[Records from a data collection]
+ + + +

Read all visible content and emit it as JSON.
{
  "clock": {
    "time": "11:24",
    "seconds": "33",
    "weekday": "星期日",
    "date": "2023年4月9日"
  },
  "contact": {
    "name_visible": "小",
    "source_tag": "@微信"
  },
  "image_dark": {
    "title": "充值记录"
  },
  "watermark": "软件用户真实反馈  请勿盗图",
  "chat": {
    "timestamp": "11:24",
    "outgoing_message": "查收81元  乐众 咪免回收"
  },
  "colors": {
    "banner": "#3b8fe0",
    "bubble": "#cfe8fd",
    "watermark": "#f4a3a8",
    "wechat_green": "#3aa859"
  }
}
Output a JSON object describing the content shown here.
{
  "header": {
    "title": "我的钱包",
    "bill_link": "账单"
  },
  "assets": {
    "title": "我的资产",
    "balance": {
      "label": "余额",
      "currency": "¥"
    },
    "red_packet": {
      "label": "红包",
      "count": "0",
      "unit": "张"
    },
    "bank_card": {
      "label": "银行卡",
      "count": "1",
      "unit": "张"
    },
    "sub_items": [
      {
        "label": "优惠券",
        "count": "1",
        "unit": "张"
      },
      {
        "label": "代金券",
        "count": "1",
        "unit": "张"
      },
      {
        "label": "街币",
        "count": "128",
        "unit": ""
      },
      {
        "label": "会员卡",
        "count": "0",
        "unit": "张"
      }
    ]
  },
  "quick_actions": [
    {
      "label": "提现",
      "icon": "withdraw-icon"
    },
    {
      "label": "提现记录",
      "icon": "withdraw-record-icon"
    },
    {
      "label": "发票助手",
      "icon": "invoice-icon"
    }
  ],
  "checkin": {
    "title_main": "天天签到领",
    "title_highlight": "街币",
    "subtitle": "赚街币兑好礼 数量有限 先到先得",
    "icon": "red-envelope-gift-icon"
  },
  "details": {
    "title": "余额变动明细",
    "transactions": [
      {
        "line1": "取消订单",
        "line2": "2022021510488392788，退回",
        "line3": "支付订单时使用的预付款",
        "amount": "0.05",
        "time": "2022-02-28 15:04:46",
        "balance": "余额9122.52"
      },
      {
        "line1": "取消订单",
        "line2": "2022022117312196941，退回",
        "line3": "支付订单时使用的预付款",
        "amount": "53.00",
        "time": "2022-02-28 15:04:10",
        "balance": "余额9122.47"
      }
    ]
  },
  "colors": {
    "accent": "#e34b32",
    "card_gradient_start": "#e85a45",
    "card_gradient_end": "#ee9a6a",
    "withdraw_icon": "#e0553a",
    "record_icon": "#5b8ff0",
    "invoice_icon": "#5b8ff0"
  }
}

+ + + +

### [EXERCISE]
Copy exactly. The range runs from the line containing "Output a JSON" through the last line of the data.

### [TASK RESPONSE]
Output a JSON object describing the content shown here.
{
  "header": {
    "title": "我的钱包",
    "bill_link": "账单"
  },
  "assets": {
    "title": "我的资产",
    "balance": {
      "label": "余额",
      "currency": "¥"
    },
    "red_packet": {
      "label": "红包",
      "count": "0",
      "unit": "张"
    },
    "bank_card": {
      "label": "银行卡",
      "count": "1",
      "unit": "张"
    },
    "sub_items": [
      {
        "label": "优惠券",
        "count": "1",
        "unit": "张"
      },
      {
        "label": "代金券",
        "count": "1",
        "unit": "张"
      },
      {
        "label": "街币",
        "count": "128",
        "unit": ""
      },
      {
        "label": "会员卡",
        "count": "0",
        "unit": "张"
      }
    ]
  },
  "quick_actions": [
    {
      "label": "提现",
      "icon": "withdraw-icon"
    },
    {
      "label": "提现记录",
      "icon": "withdraw-record-icon"
    },
    {
      "label": "发票助手",
      "icon": "invoice-icon"
    }
  ],
  "checkin": {
    "title_main": "天天签到领",
    "title_highlight": "街币",
    "subtitle": "赚街币兑好礼 数量有限 先到先得",
    "icon": "red-envelope-gift-icon"
  },
  "details": {
    "title": "余额变动明细",
    "transactions": [
      {
        "line1": "取消订单",
        "line2": "2022021510488392788，退回",
        "line3": "支付订单时使用的预付款",
        "amount": "0.05",
        "time": "2022-02-28 15:04:46",
        "balance": "余额9122.52"
      },
      {
        "line1": "取消订单",
        "line2": "2022022117312196941，退回",
        "line3": "支付订单时使用的预付款",
        "amount": "53.00",
        "time": "2022-02-28 15:04:10",
        "balance": "余额9122.47"
      }
    ]
  },
  "colors": {
    "accent": "#e34b32",
    "card_gradient_start": "#e85a45",
    "card_gradient_end": "#ee9a6a",
    "withdraw_icon": "#e0553a",
    "record_icon": "#5b8ff0",
    "invoice_icon": "#5b8ff0"
  }
}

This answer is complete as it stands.